Mother Nature was unbelievably generous with the Seychelles, a fabled paradise whose islands lie scattered across the Indian Ocean. Spellbinding beaches are the main attraction, and what beaches! Exquisite ribbons of sand lapped by turquoise waters and backed by lush hills, palm trees and boulders in every size. Beyond the beach, diving and snorkelling are brilliant in the warm waters amid abundant marine life, while few places on the planet do ocean-side luxury quite like the Seychelles.
Mahé is the largest island, home to Victoria, the capital city, and entry point to the Seychelles, with some fabulous resorts, restaurants and beaches. It is also the busiest island, with glorious Praslin and La Digue a short boat ride away. Even further out, there are real lost-world islands to be found.
A wicked seductress, Praslin has lots of temptations: stylish lodgings, tangled velvet jungle that’s ripe for exploration, curving hills dropping down to gin-clear seas, gorgeous stretches of silky sand edged with palm trees and a slow-motion ambience. No, you’re not dreaming, but this is the Seychelles you dreamed of when you first imagined this tropical archipelago.
Lying about 45km northeast of Mahé, the second-largest island in the Seychelles is closer to the sleepiness of La Digue than the relative hustle and bustle of Mahé. Like Mahé, Praslin is a granite island, with a ridge of small mountains running east–west along the centre, and the svelte interior, especially the Vallée de Mai, is fascinating for its flora and bird life. Its combination of manageable size (you’re never more than an hour’s drive from anywhere else on the island) and gorgeous beaches makes Praslin a fine option for your Seychelles holiday.

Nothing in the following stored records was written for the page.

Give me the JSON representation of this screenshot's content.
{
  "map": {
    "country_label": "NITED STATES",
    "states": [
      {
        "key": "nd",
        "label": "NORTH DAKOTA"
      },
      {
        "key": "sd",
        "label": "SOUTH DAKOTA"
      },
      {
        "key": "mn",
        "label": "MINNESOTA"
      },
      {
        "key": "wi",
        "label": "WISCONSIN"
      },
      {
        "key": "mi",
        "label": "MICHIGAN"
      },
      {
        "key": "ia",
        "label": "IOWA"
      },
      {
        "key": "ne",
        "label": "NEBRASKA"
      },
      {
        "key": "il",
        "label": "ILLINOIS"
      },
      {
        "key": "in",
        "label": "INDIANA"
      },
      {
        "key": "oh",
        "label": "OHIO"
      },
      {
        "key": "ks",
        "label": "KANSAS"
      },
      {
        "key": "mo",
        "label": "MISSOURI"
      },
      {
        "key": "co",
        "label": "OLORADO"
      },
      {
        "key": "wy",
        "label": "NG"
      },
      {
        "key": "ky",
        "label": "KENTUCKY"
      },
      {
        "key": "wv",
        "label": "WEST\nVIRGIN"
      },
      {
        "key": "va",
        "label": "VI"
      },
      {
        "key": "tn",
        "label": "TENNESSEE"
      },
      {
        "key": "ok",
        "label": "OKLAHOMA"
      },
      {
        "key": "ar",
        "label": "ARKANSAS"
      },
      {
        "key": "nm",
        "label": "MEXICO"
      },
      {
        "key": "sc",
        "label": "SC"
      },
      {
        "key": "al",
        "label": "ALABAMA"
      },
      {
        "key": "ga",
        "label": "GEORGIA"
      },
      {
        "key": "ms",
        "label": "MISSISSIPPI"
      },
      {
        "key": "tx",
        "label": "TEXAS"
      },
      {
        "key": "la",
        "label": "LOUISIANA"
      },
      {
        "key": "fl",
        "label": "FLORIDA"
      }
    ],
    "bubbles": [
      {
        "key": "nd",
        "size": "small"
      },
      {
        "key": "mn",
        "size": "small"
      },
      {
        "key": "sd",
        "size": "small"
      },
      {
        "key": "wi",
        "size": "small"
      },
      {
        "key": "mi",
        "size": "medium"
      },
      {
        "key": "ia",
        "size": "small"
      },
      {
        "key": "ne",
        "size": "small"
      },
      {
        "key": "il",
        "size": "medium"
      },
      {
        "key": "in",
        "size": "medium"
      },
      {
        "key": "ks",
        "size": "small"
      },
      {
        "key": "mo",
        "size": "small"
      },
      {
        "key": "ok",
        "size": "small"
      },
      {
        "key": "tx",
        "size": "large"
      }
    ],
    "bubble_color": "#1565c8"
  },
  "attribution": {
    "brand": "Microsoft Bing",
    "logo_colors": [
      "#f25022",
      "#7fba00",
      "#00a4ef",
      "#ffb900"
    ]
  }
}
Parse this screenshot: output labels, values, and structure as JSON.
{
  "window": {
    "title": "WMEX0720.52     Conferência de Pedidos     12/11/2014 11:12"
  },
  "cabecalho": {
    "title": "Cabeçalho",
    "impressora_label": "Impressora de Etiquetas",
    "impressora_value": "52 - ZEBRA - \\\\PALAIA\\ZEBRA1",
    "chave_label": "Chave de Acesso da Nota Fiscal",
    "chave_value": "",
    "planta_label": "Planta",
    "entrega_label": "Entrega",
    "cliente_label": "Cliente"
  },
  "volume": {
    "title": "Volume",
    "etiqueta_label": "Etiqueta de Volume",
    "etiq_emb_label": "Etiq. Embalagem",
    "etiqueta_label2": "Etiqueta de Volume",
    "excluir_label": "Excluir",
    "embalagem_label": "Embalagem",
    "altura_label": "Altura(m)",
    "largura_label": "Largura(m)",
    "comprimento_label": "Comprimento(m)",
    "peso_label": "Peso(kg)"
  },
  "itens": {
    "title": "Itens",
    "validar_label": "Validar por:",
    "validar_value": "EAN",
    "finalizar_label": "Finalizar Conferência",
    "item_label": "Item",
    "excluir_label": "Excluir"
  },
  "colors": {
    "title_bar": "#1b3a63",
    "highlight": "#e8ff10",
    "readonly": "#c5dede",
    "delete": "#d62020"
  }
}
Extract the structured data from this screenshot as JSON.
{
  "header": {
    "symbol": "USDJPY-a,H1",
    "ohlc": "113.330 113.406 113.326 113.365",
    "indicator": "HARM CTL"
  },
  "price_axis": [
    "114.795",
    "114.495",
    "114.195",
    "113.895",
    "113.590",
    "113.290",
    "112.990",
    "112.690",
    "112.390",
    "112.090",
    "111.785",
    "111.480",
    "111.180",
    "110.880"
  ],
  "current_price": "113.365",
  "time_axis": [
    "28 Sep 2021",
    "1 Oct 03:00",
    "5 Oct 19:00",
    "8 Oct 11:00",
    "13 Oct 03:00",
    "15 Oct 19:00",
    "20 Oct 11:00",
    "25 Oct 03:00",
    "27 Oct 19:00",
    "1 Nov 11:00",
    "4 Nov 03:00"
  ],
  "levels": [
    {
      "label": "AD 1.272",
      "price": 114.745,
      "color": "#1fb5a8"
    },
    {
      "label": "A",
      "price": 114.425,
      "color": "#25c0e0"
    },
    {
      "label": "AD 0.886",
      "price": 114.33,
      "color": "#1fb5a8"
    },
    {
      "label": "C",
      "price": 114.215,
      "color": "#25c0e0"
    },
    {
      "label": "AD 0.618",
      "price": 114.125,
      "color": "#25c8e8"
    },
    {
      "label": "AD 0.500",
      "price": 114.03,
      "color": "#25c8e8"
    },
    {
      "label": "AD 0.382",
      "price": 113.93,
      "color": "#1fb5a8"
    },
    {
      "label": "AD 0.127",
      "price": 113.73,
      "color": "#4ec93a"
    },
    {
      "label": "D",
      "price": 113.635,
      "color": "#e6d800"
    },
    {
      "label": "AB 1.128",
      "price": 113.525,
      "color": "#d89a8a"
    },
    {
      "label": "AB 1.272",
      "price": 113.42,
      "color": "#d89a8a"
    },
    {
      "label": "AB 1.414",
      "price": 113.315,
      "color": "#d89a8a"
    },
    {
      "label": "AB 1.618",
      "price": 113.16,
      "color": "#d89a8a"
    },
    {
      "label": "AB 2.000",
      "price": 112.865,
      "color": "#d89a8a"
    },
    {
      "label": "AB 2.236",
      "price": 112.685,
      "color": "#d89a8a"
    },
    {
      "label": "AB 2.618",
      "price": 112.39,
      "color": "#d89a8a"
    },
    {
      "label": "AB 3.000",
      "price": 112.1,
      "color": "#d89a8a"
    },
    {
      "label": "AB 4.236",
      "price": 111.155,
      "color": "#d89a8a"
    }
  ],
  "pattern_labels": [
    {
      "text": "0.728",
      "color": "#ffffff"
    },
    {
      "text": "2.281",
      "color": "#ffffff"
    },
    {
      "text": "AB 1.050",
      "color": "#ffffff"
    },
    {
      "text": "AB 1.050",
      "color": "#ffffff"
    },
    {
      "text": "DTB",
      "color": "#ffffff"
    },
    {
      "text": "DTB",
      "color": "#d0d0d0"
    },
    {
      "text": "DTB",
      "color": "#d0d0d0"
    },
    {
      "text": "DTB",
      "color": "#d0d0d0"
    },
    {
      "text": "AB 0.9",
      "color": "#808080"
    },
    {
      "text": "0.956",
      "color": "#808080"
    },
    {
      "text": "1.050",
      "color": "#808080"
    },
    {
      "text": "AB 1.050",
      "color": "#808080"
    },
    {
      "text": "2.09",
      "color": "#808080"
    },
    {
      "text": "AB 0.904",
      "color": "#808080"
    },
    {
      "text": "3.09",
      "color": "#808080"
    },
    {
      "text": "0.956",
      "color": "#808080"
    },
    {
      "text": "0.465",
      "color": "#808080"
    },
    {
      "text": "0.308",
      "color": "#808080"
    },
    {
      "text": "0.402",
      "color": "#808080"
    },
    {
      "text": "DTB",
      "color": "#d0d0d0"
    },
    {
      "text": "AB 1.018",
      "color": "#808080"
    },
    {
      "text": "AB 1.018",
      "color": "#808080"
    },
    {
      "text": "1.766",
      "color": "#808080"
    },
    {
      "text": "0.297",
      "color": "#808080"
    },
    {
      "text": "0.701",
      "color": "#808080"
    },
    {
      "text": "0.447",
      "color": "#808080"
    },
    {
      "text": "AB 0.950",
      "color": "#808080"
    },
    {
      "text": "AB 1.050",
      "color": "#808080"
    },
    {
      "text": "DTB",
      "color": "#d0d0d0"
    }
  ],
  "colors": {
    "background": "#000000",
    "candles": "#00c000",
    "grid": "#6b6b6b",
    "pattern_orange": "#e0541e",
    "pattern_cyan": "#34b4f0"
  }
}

A marvel. A simple word but one that conveys so many aspects of the Seychelles’ third-most inhabited island. The coastline, one bewitching bay after another, is studded with heart-palpitatingly gorgeous beaches. The hilly interior is cloaked with tangled jungle, tall trees and wild hiking trails. Yet, miraculously, despite being just a 15-minute ferry journey from Praslin, the vast majority of it is untouched by development. You don’t have to look further than Anse Marron – it’s one of the planet’s most beautiful beaches but accessible by foot only. And even where infrastructure exists – around the sleepy tropical port in La Passe and La Réunion – everything is so laid-back that visiting feels like a step back in time. One of the most charming elements is that the preferred method of transport for locals (and visitors alike) is the old-fashioned bicycle, with trucks, taxis and electric carts left to make guest appearances.
The months from June to September have more wind, which makes the temperatures bearable. On the southeast coast the sea is rougher in these months and less suitable for diving. Between November and March it can be windy and gray in the Seychelles. The temperature in the Seychelles is around 30 degrees on average throughout the year. A timeline can be seen in the overview below. The greener the box is by the month, the better it is to travel to this country in that period!